Reverse Engineering – Shellcodes Techniques

Reverse Engineering – Shellcodes Techniques

Shellcode is named as it does since it is usually starts with a specific shell command. The shellcode gives the initiator control of the target machine by using vulnerability on the aimed system and which was identified in advance. Shellcode is in fact a certain piece of code (not too large) which is used as a payload (the part of a computer virus which performs a malicious action) for the purpose of an exploitation of software’s vulnerabilities.

Shellcode is commonly written in machine code yet any relevant piece of code which performs the relevant actions may be identified as a shellcode. Shellcode’s purpose would mainly be to take control over a local or remote machine (via network) – the form the shellcode will run depends mainly on the initiator of the shellcode and his/hers goals by executing it.

The Various Shellcodes’ Techniques

When the initiator of the shellcode has no limits in means of accessing towards the destination machine for vulnerability’s exploitation it is best to perform a local shellcode.Local shellcode is when a higher-privileged process can be accessed locally and once executed successfully, will open the access to the target with high privileges. The second option refers to a remote run, when the initiator of the shellcode is limited as far as the target where the vulnerable process is running (in case a machine is located on a local network or intranet) – in this case the shellcode is remote shellcode as it may provide penetration to the target machine across the network and in most cases there is the use of standard TCP/IP socket connections to allow the access.
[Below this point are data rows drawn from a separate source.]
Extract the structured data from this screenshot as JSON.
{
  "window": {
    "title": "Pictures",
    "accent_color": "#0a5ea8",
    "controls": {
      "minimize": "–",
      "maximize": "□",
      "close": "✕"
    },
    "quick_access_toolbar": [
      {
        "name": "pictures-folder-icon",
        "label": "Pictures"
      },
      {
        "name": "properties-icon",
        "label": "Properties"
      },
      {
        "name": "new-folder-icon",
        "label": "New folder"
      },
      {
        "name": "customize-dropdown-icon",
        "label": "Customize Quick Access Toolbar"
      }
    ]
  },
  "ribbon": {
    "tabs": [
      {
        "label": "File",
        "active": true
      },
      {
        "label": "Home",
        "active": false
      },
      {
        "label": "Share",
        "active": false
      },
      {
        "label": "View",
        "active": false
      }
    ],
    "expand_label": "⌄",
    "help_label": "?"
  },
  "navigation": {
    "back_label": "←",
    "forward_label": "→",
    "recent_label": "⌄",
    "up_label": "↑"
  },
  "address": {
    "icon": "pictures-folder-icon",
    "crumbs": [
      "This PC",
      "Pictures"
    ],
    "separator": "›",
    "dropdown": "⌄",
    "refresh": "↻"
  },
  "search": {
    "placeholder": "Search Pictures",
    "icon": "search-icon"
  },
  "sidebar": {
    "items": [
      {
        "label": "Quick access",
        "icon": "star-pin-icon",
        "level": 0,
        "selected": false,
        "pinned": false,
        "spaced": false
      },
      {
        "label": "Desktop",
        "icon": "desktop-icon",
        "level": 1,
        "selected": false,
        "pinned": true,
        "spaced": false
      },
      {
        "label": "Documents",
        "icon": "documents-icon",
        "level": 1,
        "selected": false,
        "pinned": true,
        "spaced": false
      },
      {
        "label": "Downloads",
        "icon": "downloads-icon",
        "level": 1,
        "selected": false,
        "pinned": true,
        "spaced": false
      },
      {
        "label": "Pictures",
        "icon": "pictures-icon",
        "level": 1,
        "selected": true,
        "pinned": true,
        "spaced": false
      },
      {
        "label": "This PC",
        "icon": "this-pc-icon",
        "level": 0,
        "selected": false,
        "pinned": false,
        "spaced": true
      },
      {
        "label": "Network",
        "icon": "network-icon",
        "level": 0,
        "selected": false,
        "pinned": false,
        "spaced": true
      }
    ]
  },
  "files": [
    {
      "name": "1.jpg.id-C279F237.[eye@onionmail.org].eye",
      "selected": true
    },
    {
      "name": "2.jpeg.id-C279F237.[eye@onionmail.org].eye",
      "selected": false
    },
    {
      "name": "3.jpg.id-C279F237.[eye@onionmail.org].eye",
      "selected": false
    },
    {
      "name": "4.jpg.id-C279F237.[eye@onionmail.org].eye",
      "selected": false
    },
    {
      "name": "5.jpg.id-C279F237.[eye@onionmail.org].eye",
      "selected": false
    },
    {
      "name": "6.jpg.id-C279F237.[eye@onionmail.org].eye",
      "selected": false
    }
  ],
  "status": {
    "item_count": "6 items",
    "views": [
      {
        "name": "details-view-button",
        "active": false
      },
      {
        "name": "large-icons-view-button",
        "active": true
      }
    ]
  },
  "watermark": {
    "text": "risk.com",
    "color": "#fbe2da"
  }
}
Remote shellcodes can be versatile and are distinguished based on the manner in which the connection is established: “Reverse shell” or a “connect-back shellcode” is the remote shellcode which enables the initiator to open a connection towards the target machine as well as a connection back to the source machine initiating the shellcode. Another type of remote shellcode is when the initiator wishes to bind to a certain port and based on this unique access, may connect to control the target machine, this is known as a “bindshell shellcode”.

Another, less common, shellcode’s type is when a connection which was established (yet not closed prior to the run of the shellcode ) will be utilized towards the vulnerable process and thus the initiator can re-use this connection to communicate back to the source – this is known as a “socket-reuse shellcode” as the socket is re-used by the shellcode.

Due to the fact that “socket-reuse shellcode” requires active connection detection and determination as to which connection can be re-used out of (most likely) many open connections is it considered a bit more difficult to activate such a shellcode, but nonetheless there is a need for such a shellcode as firewalls can detect the outgoing connections made by “connect-back shellcodes” and /or incoming connections made by “bindshell shellcodes”.

For these reasons a “socket-reuse shellcode” should be used in highly secure systems as it does not create any new connections and therefore is harder to detect and block.

A different type of shellcode is the “downloadand execute shellcode”. This type of shellcode directs the target to download a certain executable file outside the target machine itself and to locate it locally as well as executing it. A variation of this type of shellcode downloads and loads a library.

This type of shellcode allows the code to be smaller than usual as it does not require to spawn a new process on the target system nor to clean post execution (as it can be done via the library loaded into the process).

An additional type of shellcode comes from the need to run the exploitation in stages, due to the limited amount of data that one can inject into the target process in order to execute it usefully and directly – such a shellcode is called a “staged shellcode”.

The form in which a staged shellcode may work would be (for example) to first run a small piece of shellcode which will trigger a download of another piece of shellcode (most likely larger) and then loading it to the process’s memory and executing it.

Egg-hunt shellcode” and “Omelets shellcode” are the last two types of shellcode which will be mentioned. “Egg-hunt shellcode” is a form of “staged shellcode” yet the difference is that in “Egg-hunt shellcode” one cannot determine where it will end up on the target process for the stage in which the second piece of code is downloaded and executed. When the initiator can only inject a much smaller sized block of data into the process the “Omelets shellcode” can be used as it looks for multiple small blocks of data (eggs) and recombines them into one larger block (the omelet) which will be subsequently executed.

Introduction to MSFPAYLOAD Command

In this part we’ll focus on the msfpayload command. This command is used to generate and output all of the various types of shellcode that are available within Metasploit. This tool is mostly used for the generation of shellcode for an exploit that is currently not available within the Metasploit’s framework. Another use for this command is for testing of the different types of shellcode and options before finalizing a module.

Although it is not fully visible within it’s “help banner” (as can be seen in the image below) this tool has many different options and variables available but they may not all be fully realized without a proper introduction.

# msfpayload -h